(Instructions to follow):
Write all of the lines below out again, exactly as they stand.

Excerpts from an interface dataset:
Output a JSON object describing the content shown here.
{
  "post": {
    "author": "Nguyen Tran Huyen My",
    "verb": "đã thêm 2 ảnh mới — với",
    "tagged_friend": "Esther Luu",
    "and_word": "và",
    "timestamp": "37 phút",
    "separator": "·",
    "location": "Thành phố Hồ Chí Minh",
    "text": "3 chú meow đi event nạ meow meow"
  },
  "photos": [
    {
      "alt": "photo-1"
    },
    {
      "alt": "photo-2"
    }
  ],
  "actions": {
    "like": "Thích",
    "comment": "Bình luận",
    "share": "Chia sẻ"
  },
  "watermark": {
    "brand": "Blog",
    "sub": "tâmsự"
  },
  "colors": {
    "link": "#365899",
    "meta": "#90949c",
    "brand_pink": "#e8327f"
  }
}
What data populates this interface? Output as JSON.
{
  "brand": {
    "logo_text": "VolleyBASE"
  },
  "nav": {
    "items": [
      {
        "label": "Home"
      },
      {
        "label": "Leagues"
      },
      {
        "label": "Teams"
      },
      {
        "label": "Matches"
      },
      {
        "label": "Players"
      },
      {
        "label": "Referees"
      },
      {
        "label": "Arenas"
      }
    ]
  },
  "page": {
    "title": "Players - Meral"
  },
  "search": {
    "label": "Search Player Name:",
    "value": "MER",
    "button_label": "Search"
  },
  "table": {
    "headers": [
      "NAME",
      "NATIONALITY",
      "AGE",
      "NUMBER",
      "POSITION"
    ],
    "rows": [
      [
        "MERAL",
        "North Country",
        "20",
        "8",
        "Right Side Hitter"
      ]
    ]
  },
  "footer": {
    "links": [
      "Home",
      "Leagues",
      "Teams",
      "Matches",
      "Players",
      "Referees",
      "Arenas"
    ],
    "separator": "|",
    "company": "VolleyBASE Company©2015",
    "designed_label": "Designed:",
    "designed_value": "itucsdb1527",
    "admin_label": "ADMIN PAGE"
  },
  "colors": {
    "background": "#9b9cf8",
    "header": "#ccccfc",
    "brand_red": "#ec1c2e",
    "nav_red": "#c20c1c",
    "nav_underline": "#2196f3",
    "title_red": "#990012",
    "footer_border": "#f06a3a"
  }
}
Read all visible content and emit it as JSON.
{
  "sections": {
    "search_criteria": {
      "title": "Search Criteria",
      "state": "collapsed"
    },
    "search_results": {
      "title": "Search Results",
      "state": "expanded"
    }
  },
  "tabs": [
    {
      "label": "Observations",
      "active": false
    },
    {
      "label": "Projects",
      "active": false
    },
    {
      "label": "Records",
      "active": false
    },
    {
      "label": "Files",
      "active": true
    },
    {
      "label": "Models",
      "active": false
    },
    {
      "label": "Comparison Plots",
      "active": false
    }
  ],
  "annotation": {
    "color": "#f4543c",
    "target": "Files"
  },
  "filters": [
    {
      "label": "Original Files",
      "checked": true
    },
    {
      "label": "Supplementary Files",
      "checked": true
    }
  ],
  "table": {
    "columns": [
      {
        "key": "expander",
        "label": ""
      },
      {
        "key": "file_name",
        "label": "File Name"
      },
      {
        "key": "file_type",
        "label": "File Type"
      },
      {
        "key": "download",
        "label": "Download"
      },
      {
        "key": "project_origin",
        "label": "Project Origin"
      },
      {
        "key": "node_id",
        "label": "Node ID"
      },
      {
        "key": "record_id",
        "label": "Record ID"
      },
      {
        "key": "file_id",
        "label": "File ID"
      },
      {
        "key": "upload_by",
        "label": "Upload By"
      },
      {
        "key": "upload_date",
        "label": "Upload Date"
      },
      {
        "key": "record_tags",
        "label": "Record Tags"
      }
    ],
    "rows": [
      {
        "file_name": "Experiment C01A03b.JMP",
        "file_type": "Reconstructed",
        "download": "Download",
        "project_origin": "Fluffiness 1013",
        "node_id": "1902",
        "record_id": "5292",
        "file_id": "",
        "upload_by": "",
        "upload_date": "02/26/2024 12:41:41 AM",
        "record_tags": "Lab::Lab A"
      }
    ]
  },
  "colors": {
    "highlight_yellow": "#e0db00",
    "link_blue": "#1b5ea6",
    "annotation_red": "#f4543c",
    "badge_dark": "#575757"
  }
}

(Written answer):
Output a JSON object describing the content shown here.
{
  "post": {
    "author": "Nguyen Tran Huyen My",
    "verb": "đã thêm 2 ảnh mới — với",
    "tagged_friend": "Esther Luu",
    "and_word": "và",
    "timestamp": "37 phút",
    "separator": "·",
    "location": "Thành phố Hồ Chí Minh",
    "text": "3 chú meow đi event nạ meow meow"
  },
  "photos": [
    {
      "alt": "photo-1"
    },
    {
      "alt": "photo-2"
    }
  ],
  "actions": {
    "like": "Thích",
    "comment": "Bình luận",
    "share": "Chia sẻ"
  },
  "watermark": {
    "brand": "Blog",
    "sub": "tâmsự"
  },
  "colors": {
    "link": "#365899",
    "meta": "#90949c",
    "brand_pink": "#e8327f"
  }
}
What data populates this interface? Output as JSON.
{
  "brand": {
    "logo_text": "VolleyBASE"
  },
  "nav": {
    "items": [
      {
        "label": "Home"
      },
      {
        "label": "Leagues"
      },
      {
        "label": "Teams"
      },
      {
        "label": "Matches"
      },
      {
        "label": "Players"
      },
      {
        "label": "Referees"
      },
      {
        "label": "Arenas"
      }
    ]
  },
  "page": {
    "title": "Players - Meral"
  },
  "search": {
    "label": "Search Player Name:",
    "value": "MER",
    "button_label": "Search"
  },
  "table": {
    "headers": [
      "NAME",
      "NATIONALITY",
      "AGE",
      "NUMBER",
      "POSITION"
    ],
    "rows": [
      [
        "MERAL",
        "North Country",
        "20",
        "8",
        "Right Side Hitter"
      ]
    ]
  },
  "footer": {
    "links": [
      "Home",
      "Leagues",
      "Teams",
      "Matches",
      "Players",
      "Referees",
      "Arenas"
    ],
    "separator": "|",
    "company": "VolleyBASE Company©2015",
    "designed_label": "Designed:",
    "designed_value": "itucsdb1527",
    "admin_label": "ADMIN PAGE"
  },
  "colors": {
    "background": "#9b9cf8",
    "header": "#ccccfc",
    "brand_red": "#ec1c2e",
    "nav_red": "#c20c1c",
    "nav_underline": "#2196f3",
    "title_red": "#990012",
    "footer_border": "#f06a3a"
  }
}
Read all visible content and emit it as JSON.
{
  "sections": {
    "search_criteria": {
      "title": "Search Criteria",
      "state": "collapsed"
    },
    "search_results": {
      "title": "Search Results",
      "state": "expanded"
    }
  },
  "tabs": [
    {
      "label": "Observations",
      "active": false
    },
    {
      "label": "Projects",
      "active": false
    },
    {
      "label": "Records",
      "active": false
    },
    {
      "label": "Files",
      "active": true
    },
    {
      "label": "Models",
      "active": false
    },
    {
      "label": "Comparison Plots",
      "active": false
    }
  ],
  "annotation": {
    "color": "#f4543c",
    "target": "Files"
  },
  "filters": [
    {
      "label": "Original Files",
      "checked": true
    },
    {
      "label": "Supplementary Files",
      "checked": true
    }
  ],
  "table": {
    "columns": [
      {
        "key": "expander",
        "label": ""
      },
      {
        "key": "file_name",
        "label": "File Name"
      },
      {
        "key": "file_type",
        "label": "File Type"
      },
      {
        "key": "download",
        "label": "Download"
      },
      {
        "key": "project_origin",
        "label": "Project Origin"
      },
      {
        "key": "node_id",
        "label": "Node ID"
      },
      {
        "key": "record_id",
        "label": "Record ID"
      },
      {
        "key": "file_id",
        "label": "File ID"
      },
      {
        "key": "upload_by",
        "label": "Upload By"
      },
      {
        "key": "upload_date",
        "label": "Upload Date"
      },
      {
        "key": "record_tags",
        "label": "Record Tags"
      }
    ],
    "rows": [
      {
        "file_name": "Experiment C01A03b.JMP",
        "file_type": "Reconstructed",
        "download": "Download",
        "project_origin": "Fluffiness 1013",
        "node_id": "1902",
        "record_id": "5292",
        "file_id": "",
        "upload_by": "",
        "upload_date": "02/26/2024 12:41:41 AM",
        "record_tags": "Lab::Lab A"
      }
    ]
  },
  "colors": {
    "highlight_yellow": "#e0db00",
    "link_blue": "#1b5ea6",
    "annotation_red": "#f4543c",
    "badge_dark": "#575757"
  }
}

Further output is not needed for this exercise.